Protein performs several essential functions in the body:
- Aids growth and maintenance of body tissue
- Maintains osmotic pressure and fluid balance in the blood
- Forms components of enzymes, hormones, and growth factors
- Forms components of antibodies
- Promotes wound healing and repair capabilities
- Provides energy
Putting Protein into a Plan
Let’s say your dietitian recommends to aim for 8 ounces of HBV protein a day in your meal plan. One way to meet this is by eating one egg in the morning, 1/4 cup of cottage cheese for a snack, 3 ounces of tuna salad for lunch and 3 ounces of lean pork for dinner. Picture a deck of cards to represent 3 ounces of cooked meat. Your dietitian will give you more specific information on measuring and estimating portions to be sure you get enough protein on PD.

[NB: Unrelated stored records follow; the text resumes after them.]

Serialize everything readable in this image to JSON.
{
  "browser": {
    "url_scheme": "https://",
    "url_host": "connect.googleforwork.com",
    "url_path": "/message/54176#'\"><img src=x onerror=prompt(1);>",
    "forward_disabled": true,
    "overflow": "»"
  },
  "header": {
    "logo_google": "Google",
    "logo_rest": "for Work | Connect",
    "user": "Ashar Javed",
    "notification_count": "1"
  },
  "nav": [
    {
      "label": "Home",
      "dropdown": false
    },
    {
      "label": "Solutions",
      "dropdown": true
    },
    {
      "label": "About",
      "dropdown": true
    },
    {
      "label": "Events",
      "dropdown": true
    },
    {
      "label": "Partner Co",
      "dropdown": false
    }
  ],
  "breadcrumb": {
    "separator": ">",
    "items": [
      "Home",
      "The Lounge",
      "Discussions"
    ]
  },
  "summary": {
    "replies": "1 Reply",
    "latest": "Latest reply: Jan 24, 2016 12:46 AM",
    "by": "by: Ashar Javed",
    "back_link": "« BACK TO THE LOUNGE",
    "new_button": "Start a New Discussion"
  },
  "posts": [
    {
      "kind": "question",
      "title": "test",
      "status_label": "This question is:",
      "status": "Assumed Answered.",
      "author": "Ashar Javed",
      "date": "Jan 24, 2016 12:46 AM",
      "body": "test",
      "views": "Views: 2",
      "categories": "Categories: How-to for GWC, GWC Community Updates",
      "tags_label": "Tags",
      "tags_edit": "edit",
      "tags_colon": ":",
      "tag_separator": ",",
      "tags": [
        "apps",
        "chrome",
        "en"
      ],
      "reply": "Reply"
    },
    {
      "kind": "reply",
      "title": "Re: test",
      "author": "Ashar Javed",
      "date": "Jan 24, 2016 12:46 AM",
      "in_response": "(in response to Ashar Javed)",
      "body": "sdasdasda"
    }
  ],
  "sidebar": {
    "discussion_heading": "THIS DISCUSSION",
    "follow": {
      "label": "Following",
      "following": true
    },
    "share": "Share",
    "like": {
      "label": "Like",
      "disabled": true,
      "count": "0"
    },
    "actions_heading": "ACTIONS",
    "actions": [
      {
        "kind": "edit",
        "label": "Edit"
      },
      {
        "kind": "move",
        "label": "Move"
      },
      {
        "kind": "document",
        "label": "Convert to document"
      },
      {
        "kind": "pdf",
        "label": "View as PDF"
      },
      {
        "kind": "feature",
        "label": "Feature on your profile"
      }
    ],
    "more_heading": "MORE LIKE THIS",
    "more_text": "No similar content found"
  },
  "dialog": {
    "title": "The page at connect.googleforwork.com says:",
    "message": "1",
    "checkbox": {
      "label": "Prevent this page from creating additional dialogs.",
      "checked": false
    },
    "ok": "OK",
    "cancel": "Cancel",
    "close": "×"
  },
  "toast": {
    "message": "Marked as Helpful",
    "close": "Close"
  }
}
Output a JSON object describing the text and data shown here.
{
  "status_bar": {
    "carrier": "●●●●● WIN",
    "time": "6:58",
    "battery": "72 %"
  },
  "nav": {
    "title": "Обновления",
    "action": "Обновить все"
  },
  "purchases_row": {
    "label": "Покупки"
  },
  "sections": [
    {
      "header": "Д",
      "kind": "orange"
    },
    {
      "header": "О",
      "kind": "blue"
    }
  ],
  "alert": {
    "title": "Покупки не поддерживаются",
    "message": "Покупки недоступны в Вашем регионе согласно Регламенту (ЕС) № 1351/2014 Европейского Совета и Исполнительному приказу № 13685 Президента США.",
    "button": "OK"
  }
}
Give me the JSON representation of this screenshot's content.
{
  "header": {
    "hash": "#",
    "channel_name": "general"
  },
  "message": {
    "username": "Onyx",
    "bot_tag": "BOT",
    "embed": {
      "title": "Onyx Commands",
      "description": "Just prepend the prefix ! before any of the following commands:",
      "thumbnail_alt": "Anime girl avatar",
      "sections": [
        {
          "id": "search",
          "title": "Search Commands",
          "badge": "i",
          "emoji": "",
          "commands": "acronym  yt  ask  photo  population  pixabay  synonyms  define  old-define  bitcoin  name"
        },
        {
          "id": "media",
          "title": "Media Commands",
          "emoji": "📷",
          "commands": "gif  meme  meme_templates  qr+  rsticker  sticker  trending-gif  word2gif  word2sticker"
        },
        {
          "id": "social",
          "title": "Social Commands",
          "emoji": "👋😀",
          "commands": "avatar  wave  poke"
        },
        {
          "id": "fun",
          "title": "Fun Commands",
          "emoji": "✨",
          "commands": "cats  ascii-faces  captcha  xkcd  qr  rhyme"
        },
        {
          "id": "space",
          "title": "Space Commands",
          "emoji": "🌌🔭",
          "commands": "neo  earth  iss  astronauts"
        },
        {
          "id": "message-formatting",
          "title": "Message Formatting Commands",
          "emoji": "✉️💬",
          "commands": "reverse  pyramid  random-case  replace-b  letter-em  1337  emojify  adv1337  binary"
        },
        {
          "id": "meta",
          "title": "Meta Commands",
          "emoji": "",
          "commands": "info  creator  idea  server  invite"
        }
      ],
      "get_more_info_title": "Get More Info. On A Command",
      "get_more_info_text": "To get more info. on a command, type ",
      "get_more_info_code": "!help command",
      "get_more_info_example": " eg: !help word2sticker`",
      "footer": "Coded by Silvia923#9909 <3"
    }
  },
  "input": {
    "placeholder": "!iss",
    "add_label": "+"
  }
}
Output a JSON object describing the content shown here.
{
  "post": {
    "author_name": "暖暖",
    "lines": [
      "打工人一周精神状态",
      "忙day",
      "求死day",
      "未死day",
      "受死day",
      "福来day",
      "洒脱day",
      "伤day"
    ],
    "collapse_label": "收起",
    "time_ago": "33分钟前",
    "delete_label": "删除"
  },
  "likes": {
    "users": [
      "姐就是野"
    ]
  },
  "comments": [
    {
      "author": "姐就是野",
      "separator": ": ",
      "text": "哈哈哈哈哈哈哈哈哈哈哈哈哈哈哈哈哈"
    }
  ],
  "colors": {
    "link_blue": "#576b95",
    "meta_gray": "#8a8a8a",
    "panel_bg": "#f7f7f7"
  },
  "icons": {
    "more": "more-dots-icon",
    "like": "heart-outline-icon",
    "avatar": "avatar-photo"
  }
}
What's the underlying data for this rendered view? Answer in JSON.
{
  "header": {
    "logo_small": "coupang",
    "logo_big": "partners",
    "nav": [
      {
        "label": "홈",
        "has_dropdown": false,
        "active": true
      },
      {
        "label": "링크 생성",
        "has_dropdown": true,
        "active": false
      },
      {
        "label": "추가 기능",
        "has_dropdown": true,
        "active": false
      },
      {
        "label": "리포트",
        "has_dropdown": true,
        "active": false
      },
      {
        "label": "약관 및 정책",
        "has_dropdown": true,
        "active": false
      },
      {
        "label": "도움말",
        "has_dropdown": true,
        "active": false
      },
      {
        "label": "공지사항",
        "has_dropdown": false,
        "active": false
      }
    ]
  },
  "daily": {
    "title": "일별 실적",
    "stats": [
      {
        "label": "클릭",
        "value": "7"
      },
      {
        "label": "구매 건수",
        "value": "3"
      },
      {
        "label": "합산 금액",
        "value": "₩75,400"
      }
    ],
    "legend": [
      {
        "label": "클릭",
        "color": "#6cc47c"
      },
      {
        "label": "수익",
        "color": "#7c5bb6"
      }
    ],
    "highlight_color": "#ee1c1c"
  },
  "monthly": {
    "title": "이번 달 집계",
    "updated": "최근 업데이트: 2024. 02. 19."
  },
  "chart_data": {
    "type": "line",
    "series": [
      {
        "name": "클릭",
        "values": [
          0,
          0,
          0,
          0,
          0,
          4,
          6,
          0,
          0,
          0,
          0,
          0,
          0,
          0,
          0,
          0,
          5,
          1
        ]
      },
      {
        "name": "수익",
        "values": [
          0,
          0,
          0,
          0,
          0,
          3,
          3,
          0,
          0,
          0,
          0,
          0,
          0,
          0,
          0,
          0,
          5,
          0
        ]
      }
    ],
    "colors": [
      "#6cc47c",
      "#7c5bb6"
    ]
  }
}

Plant and Animal Protein
You may choose to do both–eat animal protein as well as plant-based protein foods. Plant-based protein foods have extra benefits. They have no saturated fat or cholesterol and contain more fiber and nutrients. Plus, there is the additional benefit of contributing to our environment. (2, 3)
Good sources of high protein foods include fresh lean meats, poultry, fish, eggs as well as yogurt, cheese, milk, beans, lentils and nuts. These foods have the organic form of phosphorus which is absorbed 45% to 60%.
Try to avoid processed meats such as hot dogs, sausages and bologna as these may contain inorganic phosphorus additives that are absorbed 90 to 100%.
Check out these high protein recipes from DaVita.com:
- Beef Chipotle Burritos
- California Pork Chops
- Grilled Chicken Marsala
- Omelet with Summer Vegetables
- Vegetarian Egg Fried Rice
- White Egg Salad
Foods high in protein go hand in hand with phosphorus. Make sure you take your phosphorus binders as prescribed with meals and snacks that contain high protein foods. Binders block some of the phosphorus in your foods to help keep normal phosphorus levels. .
Eating enough protein on PD to meet additional needs due to PD therapy is important. Depending on your lab blood test results and nutritional status, your dietitian will let you know how much you need to have daily from each food group. Planning a menu with your food preferences and using kidney-friendly recipes may help improve your meal satisfaction. Enjoy your food!
- KDOQI Clinical Practice Guidelines for Nutrition in Chronic Renal Failure, http://kidneyfoundation.cachefly.net/professionals/KDOQI/guidelines_nutrition/nut_a16.html , accessed 7/1/19.
- Shivam Joshi MD NYU presentation “Plant-Based diets in CKD” presented at NKF Spring Clinical Meeting in Boston May 2019
- DaVita Dietitian Connection patient education “Plant based protein sources for vegetarians” 2019.
Visit DaVita.com and explore these diet and nutrition resources:
This article is for informational purposes only and is not a substitute for medical advice or treatment. Consult your physician and dietitian regarding your specific diagnosis, treatment, diet and health questions.